Forced Decryption as Equilibrium—Why It’s Constitutional and How Riley Matters

Dan Terzian | July 1, 2015

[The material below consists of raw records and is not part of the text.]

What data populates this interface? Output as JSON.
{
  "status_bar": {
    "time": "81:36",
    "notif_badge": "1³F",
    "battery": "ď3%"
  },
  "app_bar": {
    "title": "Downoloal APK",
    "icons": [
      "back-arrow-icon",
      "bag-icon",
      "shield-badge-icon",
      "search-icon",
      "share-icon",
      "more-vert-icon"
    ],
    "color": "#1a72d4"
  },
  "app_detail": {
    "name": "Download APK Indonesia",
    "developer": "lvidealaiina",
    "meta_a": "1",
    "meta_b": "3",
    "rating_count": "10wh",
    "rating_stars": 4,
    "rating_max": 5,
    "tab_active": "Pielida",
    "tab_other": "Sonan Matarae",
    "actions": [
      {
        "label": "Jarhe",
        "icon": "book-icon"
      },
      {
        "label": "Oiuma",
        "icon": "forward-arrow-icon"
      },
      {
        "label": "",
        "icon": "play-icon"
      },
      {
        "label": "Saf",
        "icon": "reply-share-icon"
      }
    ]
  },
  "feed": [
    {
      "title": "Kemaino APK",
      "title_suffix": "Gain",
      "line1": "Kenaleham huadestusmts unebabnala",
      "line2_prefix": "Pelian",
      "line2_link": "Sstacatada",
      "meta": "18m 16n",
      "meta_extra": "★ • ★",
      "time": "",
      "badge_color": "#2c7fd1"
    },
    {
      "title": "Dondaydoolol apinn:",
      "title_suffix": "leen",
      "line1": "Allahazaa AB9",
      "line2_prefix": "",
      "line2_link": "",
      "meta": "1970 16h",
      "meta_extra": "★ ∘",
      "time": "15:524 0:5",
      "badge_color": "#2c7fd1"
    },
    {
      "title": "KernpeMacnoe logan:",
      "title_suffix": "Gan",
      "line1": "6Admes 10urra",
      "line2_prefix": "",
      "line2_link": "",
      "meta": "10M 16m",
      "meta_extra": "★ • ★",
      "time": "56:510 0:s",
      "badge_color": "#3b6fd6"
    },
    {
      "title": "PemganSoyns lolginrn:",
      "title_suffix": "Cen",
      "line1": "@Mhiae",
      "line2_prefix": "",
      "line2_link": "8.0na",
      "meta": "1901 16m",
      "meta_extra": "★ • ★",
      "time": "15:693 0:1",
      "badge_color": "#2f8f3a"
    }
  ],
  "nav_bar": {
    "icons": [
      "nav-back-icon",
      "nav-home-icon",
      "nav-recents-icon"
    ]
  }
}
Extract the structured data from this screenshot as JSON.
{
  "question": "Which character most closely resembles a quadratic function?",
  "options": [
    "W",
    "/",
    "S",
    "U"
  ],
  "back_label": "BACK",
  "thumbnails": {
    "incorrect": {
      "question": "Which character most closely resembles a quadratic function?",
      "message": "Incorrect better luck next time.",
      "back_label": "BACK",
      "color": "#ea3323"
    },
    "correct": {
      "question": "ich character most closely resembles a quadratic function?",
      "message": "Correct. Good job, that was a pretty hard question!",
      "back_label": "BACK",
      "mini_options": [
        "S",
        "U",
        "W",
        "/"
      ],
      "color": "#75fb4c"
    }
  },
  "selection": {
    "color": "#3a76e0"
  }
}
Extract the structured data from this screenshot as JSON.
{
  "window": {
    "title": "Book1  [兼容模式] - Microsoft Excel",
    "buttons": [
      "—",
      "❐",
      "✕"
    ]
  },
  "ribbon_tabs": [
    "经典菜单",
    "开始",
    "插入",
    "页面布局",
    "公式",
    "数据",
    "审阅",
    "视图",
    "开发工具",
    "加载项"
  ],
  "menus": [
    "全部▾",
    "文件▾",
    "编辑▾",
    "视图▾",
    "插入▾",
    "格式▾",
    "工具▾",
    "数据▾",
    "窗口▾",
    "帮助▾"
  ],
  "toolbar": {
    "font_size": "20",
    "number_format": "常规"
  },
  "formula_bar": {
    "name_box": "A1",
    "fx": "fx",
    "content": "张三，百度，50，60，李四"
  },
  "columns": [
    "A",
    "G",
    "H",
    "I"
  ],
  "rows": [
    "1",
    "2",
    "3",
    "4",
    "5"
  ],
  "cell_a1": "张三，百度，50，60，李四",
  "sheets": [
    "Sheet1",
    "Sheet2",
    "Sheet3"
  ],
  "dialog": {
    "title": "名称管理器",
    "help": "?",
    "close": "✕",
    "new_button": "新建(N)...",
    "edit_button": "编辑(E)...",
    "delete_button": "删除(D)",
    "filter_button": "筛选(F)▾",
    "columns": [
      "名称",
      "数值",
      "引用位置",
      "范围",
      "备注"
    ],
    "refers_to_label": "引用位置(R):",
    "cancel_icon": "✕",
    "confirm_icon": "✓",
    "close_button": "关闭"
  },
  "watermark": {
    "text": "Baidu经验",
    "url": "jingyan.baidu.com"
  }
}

This Essay considers whether the government can force a person to decrypt his computer. The only courts to consider the issue limited their analyses to rote application of predigital doctrine and dicta. This is a mistake; courts should instead aim to maintain the ex ante equilibrium of privacy and government power. This approach—seeking equilibrium—was just endorsed by the Supreme Court in Riley v. California, a recent Fourth Amendment case. Yet Riley’s rationale also extends to the Fifth Amendment’s Self-Incrimination Clause, and maintaining equilibrium there requires permitting forced decryption. Because current doctrine can be interpreted as allowing forced decryption, courts should adopt that interpretation.